By: Mary Morris
We just got back from a vacation on Cape Cod and we have a new addition to our massive stuffed animal collection. This is Puffy Poodle, which is a strange name since he looks part fish/part bird. There is no doubt he is super cute.
We were on the Cape all but 5 minutes when my kids discovered the first of many shops that specialize in tons of candy and a plethora of stuffed animals. The stores all look the same and there is so much candy in them that it is hard to believe it could be fresh. I will say that our visit coincided with a visit from the health inspector and I did eavesdrop when he gave his report to the cashier, stating that the place passed inspection. Truthfully, the store was spotless. It gave me the confidence to splurge on a large sized chocolate peanut butter cup for a whopping $5. Honestly, it was tasty but I could have been just as happy with a 75-cent Reese’s peanut butter cup.

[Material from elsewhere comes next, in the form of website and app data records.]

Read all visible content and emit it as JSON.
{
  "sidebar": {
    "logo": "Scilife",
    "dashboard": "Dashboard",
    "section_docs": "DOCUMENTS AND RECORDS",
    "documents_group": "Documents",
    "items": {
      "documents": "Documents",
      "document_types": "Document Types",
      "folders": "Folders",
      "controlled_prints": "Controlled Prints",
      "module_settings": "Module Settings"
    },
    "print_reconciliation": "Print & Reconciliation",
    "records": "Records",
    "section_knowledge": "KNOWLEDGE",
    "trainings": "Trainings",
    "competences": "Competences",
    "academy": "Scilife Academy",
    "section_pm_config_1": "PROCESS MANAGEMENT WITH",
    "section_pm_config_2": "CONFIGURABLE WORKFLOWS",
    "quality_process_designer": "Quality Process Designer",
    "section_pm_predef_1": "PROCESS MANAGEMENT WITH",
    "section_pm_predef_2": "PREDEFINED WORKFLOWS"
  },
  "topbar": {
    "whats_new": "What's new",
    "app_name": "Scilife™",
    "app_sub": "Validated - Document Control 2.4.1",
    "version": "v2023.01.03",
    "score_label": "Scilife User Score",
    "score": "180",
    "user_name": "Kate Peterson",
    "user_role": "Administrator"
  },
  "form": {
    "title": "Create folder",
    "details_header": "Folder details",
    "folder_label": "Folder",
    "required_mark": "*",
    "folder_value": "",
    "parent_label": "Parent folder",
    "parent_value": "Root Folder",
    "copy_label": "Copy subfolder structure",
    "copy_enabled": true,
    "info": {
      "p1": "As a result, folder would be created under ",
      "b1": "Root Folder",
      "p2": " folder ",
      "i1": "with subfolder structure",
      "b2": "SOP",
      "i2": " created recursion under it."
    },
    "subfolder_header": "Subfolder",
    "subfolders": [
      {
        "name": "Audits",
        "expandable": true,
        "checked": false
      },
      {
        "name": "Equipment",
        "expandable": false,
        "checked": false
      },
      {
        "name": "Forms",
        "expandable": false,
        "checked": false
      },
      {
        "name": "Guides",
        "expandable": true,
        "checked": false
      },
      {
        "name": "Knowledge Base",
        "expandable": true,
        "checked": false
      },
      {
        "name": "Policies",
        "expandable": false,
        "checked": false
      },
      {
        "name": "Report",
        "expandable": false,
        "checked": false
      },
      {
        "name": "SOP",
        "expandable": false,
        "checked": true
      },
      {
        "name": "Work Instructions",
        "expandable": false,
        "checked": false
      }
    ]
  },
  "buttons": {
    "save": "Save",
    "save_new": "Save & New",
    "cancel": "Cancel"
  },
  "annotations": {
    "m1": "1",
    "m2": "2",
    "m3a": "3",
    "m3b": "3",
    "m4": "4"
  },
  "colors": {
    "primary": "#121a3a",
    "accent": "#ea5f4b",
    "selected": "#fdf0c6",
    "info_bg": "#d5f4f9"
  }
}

Anyway, back to stuffed animals and spending more money frivolously! Now, to be totally honest, I don’t really like stuffed animals. I don’t have anything against them, but I think there should be some type of limit on how many stuffed animals a child can receive in a lifetime. Is that too harsh? I understand the special ones or the ones given by someone so special that they are not replaceable, but hundreds of stuffed objects in piles? They can’t all be special. We have stuffed animals for every holiday and every occasion – the Christmas pony, the St. Paddy’s Day good luck puppy, the graduation bear – one for every year of school because now kids graduate every year to a new grade.
When we were kids we graduated from high school and that was it. You wore your mortarboard cap and you got a sheet cake. Oh, and some cards and money. But now everything is an occasion and has a stuffed animal to celebrate it. Now, don’t get me wrong; I love celebrations but after a while you run out of storage for these animals.
Anyway, to avoid being a total bummer, which I am told I can be (yes, my daughter is in middle school and feels comfortable telling me when I am lame, and as much as I hate to admit it, she makes some decent assessments of crotchety adult behavior) I recklessly bought Puffy Poodle. My son has a vast imagination, so he immediately gave the stuffed animal a personality and started making some annoying noises. Most of his animals speak in accented English or a babyish voice, but not Puffy Poodle. I said, “I bet Puffy Poodle is glad to be out of that store and with us now.” The fish/bird responded, “Meep.” A bit later I asked, “Does Puffy Poodle like the beach?” Puffy a.k.a. Zach’s alter ego exclaimed, “MEEP. MEEP.” This is all he says. He goes to bed with Zachary, and when we wake up and I say, “Good Morning,” I get the reply, “Meep.”
On our vacation, we visited beaches, arcades, stores, museums and the list goes on. When I asked Zach, “What was your favorite part of the trip?” he instantly replied, “Getting Puffy Poodle.” And, before I could say anything else he continued, “And being with you.” I replied, “Meep!” which, of course, in this case means, “Me too!”